The novel, "The Curious Incident of The Dog in the Night-Time", by Mark Haddon, explores the life of one particular young man, Christopher, who is on the autism spectrum. (Read a review of the book here). Although Christopher does demonstrate some genius, I like that the book (& the award winning play) also show the struggles he faces. This story is fictional, but it is clear that the author has put much time and energy into trying to understand some of the aspects of autism that make it "what it is", and shows us this through the eyes of young Christopher.
Even if you're not "into" theatre, the video clip below that shows some of the background work that went into the play is very educational regarding the inner workings of a mind with autism.
The book, as well as the play, follow Christopher as he becomes an amateur detective of sorts, following the murder of his neighbours' dog. I found the book interesting on a personal level because Christopher, who is approached by a policeman investigating the dogs' murder, touches him, and Christopher reacts by hitting him. My son, Caleb, who has autism, struggles with this very same problem of not being able to process unsolicited or surprising touch, and has to touch back to relieve whatever it is his body is going through as a reaction to being touched. We're really struggling with breaking this habit, as he sometimes chases people down to touch them back, and can become very angry in the process.
Themes explored in the book and play include coping with loss, feelings of value and safety, understanding that chaos is naturally present in daily life (and trying to create order in that chaos), the importance of identity, as well as grasping at that illusive time in life between being a child and an adult where you want to be seen as independent, but also realize how much support you still need.

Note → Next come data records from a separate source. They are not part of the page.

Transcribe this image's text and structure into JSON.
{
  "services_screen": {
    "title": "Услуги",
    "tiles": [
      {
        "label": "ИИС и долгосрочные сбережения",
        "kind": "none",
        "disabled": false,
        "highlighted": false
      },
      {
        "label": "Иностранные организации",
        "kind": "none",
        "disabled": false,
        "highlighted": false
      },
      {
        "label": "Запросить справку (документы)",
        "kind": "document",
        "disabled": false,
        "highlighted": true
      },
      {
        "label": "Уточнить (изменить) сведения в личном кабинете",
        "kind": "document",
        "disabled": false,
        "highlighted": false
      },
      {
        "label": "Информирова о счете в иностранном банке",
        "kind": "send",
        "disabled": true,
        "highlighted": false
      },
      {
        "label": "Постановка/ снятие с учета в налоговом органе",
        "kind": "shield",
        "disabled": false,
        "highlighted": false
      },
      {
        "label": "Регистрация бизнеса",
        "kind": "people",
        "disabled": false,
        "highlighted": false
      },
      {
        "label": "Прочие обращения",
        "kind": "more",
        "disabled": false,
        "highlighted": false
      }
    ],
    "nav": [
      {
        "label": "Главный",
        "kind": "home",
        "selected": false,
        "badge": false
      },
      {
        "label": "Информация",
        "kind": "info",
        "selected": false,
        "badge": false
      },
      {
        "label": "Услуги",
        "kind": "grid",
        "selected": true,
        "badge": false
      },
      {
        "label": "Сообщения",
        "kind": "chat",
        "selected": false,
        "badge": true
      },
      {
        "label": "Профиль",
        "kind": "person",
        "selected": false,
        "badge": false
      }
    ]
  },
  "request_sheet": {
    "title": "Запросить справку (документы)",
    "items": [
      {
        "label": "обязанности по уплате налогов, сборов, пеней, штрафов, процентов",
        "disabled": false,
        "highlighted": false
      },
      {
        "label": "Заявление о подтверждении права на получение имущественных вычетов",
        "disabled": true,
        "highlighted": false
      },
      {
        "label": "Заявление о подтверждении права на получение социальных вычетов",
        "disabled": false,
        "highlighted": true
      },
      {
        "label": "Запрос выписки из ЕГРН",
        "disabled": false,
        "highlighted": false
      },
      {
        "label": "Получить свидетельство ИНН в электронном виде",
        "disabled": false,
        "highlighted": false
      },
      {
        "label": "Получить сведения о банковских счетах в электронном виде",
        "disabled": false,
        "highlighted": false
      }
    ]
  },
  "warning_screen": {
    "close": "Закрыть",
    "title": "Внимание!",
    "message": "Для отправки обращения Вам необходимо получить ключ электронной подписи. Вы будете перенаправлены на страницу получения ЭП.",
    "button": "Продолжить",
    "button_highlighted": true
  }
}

Those themes I touched on are topics that reach across the entire autism spectrum, whether the individual is high functioning, or lower functioning. Caleb is now 12, and is stepping into the last theme of wanting to be independent, but still needing so much support. Allowing him more freedoms is difficult because we want to keep him safe, we want to make life a little less complicated for him, and he still requires a lot of assistance.
I will talk about autism and independence next Thursday, but for now, I just wanted to share about this book and play, and invite you to watch the video to help gain a new, better, or different understanding of autism.
The purpose in sharing about this story is because autism is so broad, and can look like so many different things. So, the more you read and become educated about it, the more you understand, and can show love, compassion, grace, patience, and support.
Hi, I'm Amy-Lyn!
I am the lady behind this here blog! I live in the sticks with my animals, my super handsome husband, and my
3 amazing kids!
Here you'll find things from recipes (gluten-free, paleo, and strait up junk food!), DIY ideas, thoughts on raising a son with autism, and whatever else pops into my brain! : )
Read more about me by clicking here!
Want to Stay Connected?